- _DIRECTIONS FOR THIS TASK_
Look through the records that follow. Copy every line containing the word "Velinus".

<<<<

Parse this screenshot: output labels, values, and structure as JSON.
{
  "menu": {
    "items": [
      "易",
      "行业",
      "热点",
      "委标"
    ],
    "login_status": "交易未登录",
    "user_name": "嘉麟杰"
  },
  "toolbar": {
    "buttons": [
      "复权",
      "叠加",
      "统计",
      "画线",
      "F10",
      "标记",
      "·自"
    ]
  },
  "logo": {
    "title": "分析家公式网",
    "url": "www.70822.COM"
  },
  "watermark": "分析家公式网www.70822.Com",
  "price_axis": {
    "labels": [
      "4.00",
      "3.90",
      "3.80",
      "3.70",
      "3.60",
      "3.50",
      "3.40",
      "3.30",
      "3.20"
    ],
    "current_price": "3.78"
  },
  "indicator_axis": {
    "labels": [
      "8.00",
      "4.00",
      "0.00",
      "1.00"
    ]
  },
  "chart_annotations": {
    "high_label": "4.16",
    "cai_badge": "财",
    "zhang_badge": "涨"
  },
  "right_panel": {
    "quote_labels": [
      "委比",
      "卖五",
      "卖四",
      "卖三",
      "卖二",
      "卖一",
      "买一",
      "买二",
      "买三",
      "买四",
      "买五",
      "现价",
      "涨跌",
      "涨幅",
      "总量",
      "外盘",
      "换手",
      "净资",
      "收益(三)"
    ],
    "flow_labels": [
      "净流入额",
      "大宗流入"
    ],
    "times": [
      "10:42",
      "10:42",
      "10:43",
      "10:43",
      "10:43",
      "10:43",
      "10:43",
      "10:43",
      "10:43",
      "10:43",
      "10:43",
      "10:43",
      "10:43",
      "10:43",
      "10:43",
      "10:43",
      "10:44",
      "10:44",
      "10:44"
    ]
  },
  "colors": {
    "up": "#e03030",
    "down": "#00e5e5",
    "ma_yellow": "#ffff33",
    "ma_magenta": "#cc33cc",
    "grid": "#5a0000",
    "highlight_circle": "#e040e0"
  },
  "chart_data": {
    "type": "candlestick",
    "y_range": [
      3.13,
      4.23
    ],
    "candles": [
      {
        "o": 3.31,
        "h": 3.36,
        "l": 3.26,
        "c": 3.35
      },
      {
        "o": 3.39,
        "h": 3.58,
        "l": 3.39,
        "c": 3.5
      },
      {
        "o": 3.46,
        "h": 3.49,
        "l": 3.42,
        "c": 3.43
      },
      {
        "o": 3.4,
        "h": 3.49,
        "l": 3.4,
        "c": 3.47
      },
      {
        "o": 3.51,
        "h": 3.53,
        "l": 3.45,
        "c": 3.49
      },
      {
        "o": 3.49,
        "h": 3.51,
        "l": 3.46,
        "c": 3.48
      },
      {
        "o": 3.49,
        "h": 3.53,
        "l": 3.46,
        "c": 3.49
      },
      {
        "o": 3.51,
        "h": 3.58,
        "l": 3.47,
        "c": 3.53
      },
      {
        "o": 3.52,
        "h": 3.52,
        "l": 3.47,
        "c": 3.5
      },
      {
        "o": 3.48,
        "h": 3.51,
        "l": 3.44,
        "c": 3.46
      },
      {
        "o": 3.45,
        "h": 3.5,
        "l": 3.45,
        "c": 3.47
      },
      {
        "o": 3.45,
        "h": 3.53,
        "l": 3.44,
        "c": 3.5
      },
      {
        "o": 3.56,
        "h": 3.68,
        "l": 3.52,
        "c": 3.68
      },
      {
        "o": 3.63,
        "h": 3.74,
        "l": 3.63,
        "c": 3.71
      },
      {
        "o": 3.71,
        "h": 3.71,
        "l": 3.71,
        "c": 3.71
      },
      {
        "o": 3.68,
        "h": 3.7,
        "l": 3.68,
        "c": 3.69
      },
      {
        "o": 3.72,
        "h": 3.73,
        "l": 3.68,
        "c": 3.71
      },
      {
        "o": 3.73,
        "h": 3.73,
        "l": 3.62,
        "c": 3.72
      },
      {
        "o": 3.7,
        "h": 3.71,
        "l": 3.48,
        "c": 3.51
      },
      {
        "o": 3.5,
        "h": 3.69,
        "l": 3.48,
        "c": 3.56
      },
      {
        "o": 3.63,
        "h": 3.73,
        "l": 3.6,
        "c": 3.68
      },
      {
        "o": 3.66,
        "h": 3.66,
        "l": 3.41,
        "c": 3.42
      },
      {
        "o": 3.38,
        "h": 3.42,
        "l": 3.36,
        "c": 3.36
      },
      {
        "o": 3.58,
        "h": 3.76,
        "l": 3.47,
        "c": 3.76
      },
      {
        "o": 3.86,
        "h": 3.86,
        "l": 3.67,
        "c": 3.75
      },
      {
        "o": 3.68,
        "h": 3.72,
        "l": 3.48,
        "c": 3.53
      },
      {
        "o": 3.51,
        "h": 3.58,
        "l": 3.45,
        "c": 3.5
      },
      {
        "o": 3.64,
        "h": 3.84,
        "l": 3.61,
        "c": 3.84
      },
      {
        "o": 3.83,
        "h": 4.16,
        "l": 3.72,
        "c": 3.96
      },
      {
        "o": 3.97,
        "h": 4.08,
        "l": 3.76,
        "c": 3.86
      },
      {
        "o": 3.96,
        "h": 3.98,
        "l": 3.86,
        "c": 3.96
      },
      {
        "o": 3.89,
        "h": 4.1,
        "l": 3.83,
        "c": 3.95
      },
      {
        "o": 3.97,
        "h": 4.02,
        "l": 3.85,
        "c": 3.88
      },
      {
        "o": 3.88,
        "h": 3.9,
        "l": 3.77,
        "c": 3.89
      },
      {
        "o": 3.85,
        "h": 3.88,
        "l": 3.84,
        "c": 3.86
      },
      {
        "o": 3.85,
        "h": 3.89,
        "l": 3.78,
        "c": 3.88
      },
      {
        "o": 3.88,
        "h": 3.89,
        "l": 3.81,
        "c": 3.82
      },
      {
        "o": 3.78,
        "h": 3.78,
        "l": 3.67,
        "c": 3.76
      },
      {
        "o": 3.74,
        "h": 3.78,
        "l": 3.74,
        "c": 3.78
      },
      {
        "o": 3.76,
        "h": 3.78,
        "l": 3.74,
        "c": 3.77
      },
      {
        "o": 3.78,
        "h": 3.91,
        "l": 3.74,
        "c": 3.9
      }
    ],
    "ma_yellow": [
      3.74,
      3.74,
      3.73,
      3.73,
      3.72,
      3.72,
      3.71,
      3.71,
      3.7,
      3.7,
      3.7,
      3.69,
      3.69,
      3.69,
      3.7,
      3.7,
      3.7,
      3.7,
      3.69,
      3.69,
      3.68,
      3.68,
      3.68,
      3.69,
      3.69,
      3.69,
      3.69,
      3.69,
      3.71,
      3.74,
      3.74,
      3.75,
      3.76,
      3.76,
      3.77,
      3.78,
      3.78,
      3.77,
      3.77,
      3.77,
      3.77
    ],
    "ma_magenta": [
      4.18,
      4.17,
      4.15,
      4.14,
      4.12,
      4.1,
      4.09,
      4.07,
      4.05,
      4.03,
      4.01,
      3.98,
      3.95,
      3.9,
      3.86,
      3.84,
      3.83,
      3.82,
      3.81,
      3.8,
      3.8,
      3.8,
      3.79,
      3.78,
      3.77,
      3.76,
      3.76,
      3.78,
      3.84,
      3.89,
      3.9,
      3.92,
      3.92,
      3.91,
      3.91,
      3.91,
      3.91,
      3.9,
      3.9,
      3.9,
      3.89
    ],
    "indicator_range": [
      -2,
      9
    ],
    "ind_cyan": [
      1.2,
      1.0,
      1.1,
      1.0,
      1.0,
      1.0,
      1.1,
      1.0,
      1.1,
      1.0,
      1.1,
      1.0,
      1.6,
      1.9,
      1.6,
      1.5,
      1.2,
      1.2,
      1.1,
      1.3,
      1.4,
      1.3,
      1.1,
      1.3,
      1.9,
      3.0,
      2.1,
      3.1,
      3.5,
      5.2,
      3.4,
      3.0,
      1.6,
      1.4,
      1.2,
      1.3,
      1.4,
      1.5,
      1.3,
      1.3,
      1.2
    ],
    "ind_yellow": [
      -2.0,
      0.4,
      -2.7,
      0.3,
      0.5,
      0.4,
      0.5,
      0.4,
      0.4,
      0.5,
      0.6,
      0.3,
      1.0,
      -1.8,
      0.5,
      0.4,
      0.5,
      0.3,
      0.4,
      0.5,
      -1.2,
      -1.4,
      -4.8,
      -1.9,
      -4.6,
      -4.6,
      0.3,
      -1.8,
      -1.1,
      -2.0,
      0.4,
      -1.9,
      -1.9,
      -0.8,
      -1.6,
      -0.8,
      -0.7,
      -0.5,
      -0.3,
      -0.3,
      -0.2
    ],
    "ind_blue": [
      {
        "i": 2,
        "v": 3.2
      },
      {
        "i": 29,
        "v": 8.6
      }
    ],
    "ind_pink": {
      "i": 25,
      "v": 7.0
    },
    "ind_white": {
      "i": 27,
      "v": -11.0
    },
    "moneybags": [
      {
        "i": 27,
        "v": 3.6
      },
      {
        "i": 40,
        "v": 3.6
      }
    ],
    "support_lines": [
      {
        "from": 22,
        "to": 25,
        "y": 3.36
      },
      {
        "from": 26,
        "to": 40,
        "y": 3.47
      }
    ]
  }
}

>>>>
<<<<

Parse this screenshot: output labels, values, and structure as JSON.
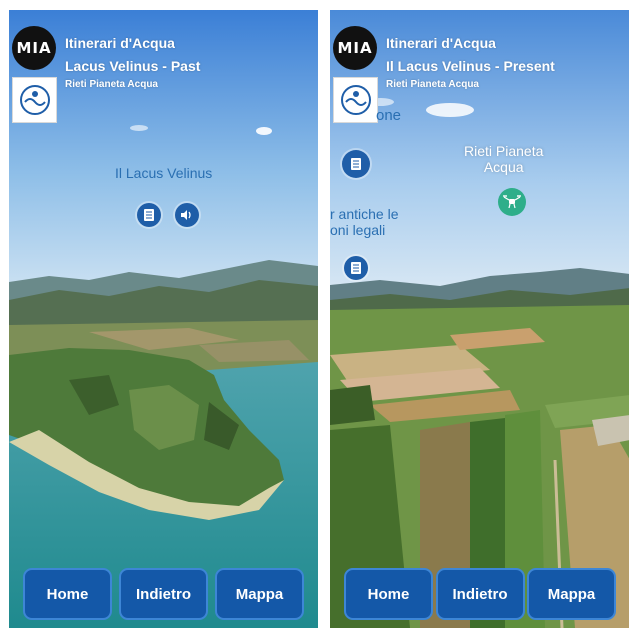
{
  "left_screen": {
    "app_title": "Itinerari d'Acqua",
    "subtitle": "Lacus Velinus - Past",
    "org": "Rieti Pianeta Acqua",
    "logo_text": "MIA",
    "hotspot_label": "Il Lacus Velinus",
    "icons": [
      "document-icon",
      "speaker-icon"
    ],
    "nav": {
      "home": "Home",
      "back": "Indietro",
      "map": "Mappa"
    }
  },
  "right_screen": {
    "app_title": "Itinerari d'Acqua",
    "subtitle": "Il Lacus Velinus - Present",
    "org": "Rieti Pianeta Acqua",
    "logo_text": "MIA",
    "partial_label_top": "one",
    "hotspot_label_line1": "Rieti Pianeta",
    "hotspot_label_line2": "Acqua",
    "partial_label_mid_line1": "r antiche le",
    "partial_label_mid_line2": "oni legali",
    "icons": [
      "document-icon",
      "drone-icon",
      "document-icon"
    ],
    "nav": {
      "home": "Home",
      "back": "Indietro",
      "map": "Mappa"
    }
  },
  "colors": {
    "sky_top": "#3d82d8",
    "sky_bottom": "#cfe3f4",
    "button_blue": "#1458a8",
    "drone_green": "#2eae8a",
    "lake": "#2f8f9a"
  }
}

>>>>

- _WRITTEN SOLUTION_
    "subtitle": "Lacus Velinus - Past",
    "hotspot_label": "Il Lacus Velinus",
    "subtitle": "Il Lacus Velinus - Present",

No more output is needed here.